--- Records supplied Enclosed Below ---

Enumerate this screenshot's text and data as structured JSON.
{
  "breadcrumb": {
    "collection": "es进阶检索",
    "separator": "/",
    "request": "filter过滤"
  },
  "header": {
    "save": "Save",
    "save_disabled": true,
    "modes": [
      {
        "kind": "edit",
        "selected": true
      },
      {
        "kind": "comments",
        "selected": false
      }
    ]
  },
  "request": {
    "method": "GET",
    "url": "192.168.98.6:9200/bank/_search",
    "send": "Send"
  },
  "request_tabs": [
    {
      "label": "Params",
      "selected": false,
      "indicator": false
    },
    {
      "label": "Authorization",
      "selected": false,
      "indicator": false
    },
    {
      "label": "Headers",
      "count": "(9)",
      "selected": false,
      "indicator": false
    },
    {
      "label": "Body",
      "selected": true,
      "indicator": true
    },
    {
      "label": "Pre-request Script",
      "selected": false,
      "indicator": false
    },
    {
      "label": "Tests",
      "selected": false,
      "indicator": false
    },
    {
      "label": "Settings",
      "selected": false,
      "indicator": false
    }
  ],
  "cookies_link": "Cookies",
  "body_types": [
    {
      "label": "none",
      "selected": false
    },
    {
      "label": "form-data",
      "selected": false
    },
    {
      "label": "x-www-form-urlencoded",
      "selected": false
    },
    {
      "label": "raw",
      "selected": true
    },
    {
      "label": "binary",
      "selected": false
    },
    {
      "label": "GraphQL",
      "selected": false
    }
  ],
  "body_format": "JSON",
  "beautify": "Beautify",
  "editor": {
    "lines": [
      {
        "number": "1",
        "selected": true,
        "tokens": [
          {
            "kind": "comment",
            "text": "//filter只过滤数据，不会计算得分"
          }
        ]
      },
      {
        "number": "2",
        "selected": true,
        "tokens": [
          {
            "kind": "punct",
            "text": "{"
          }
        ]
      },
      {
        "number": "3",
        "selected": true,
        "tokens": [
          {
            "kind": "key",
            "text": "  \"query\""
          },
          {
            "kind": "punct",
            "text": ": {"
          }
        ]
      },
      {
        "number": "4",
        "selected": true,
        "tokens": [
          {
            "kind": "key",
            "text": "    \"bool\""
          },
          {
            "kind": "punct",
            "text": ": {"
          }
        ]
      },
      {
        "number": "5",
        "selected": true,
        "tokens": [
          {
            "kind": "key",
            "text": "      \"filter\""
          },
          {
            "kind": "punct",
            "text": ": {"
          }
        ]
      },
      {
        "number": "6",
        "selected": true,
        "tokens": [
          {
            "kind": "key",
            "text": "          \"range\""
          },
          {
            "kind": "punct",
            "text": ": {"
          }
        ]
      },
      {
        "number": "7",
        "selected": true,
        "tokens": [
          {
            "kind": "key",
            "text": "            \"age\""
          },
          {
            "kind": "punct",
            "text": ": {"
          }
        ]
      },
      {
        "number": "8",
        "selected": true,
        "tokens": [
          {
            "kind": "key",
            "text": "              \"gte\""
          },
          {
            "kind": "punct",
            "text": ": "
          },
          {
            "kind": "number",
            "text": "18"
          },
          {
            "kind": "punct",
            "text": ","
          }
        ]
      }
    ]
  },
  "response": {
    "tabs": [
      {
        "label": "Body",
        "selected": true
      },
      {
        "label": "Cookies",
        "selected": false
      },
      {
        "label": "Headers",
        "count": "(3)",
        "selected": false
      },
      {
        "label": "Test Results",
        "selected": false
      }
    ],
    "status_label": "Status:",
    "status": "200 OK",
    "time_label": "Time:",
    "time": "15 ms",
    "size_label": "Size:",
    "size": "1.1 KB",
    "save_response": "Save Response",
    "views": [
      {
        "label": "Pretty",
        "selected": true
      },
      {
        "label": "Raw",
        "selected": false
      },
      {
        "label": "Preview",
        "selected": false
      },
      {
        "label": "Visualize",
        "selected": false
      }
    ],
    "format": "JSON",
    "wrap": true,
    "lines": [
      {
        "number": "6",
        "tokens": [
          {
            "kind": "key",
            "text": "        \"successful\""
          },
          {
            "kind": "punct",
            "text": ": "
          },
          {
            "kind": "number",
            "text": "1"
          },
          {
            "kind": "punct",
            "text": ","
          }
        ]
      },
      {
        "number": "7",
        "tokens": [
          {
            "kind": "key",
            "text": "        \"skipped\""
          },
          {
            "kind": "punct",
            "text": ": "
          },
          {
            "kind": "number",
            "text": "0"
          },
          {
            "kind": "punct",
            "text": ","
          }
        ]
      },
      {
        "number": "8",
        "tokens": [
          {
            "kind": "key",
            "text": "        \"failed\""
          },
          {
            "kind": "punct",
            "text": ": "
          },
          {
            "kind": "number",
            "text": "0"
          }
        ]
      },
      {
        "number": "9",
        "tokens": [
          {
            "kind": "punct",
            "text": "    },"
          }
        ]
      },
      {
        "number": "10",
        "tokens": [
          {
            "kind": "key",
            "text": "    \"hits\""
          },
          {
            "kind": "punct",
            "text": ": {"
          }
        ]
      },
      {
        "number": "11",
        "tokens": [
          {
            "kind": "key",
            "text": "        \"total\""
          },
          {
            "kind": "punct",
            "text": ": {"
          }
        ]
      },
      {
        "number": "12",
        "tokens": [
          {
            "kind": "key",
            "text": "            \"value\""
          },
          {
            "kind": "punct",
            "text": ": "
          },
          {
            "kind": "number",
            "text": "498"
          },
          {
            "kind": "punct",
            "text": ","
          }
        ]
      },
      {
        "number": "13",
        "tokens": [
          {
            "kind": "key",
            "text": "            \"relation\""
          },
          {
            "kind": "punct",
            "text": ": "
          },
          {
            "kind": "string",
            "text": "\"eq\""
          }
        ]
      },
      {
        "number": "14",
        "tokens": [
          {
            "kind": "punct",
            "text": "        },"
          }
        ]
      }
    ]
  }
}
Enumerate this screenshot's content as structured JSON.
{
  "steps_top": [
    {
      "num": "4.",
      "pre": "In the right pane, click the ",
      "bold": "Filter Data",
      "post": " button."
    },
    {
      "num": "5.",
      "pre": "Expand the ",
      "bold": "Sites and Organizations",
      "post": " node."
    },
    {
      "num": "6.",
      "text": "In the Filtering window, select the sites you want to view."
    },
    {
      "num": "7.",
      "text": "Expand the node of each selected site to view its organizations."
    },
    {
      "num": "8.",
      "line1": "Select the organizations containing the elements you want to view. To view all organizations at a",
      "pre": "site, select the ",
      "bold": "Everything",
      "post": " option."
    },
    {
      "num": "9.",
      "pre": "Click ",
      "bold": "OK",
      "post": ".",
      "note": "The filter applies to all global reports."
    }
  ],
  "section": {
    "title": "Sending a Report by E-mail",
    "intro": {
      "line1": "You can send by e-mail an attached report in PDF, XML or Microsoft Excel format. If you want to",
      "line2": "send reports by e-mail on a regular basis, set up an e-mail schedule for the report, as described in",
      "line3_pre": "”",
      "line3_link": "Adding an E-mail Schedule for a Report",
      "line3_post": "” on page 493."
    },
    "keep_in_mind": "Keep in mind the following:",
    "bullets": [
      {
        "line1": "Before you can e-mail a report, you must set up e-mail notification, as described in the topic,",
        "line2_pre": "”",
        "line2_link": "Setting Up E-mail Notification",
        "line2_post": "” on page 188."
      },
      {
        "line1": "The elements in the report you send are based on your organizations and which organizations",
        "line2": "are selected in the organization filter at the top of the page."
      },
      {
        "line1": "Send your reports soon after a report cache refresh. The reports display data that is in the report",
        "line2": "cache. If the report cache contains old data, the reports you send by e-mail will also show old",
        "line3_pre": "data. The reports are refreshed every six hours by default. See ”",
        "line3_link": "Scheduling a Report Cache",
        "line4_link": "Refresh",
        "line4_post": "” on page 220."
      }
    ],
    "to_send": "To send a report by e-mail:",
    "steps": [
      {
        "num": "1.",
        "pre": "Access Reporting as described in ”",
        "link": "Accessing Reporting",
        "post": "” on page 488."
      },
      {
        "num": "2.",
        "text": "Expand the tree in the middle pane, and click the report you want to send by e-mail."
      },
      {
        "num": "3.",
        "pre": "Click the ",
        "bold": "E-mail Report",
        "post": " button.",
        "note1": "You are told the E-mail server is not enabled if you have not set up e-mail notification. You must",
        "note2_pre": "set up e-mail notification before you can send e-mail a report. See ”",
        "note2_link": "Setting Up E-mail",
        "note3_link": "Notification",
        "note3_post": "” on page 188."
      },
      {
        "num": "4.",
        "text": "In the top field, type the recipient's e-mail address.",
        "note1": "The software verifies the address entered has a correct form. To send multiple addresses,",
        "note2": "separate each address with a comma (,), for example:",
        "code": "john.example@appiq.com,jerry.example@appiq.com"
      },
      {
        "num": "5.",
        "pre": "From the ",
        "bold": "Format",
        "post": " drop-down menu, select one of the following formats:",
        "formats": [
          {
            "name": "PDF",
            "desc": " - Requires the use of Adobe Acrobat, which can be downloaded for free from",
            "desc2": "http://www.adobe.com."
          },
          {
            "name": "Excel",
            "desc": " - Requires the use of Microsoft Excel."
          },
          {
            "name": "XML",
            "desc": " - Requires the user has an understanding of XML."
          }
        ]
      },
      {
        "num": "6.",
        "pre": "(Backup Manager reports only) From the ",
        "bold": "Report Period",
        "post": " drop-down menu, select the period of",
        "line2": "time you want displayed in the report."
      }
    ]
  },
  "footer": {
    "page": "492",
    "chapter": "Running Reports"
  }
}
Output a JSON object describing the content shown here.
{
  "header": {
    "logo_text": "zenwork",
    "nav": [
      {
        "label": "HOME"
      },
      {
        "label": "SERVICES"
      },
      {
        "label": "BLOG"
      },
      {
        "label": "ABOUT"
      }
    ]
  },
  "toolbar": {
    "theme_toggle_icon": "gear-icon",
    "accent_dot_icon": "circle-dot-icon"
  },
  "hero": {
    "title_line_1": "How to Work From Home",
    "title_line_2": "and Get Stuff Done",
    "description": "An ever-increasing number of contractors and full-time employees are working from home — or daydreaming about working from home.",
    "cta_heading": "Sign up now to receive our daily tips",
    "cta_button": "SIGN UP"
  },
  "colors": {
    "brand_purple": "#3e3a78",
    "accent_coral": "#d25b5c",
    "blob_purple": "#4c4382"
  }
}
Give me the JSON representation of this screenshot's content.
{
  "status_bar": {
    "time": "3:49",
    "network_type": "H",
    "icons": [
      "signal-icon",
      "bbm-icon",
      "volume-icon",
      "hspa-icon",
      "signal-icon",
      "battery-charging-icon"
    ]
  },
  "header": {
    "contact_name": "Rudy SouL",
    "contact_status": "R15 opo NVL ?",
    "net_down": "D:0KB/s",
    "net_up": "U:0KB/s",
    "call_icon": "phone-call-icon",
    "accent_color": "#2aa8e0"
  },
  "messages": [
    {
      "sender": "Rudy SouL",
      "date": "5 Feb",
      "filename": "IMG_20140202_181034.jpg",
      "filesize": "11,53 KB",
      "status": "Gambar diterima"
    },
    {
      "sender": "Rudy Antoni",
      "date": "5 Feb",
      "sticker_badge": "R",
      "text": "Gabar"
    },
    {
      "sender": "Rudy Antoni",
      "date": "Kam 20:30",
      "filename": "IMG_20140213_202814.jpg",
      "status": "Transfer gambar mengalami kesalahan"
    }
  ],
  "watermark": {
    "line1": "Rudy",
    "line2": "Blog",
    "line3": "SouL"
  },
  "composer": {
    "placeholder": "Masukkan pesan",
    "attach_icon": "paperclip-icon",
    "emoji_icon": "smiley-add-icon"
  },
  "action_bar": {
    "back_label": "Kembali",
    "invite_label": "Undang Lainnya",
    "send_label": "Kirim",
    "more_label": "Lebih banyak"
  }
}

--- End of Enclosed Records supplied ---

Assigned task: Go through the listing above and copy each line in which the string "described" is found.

Response to the task:
      "line2": "send reports by e-mail on a regular basis, set up an e-mail schedule for the report, as described in",
        "line1": "Before you can e-mail a report, you must set up e-mail notification, as described in the topic,",
        "pre": "Access Reporting as described in ”",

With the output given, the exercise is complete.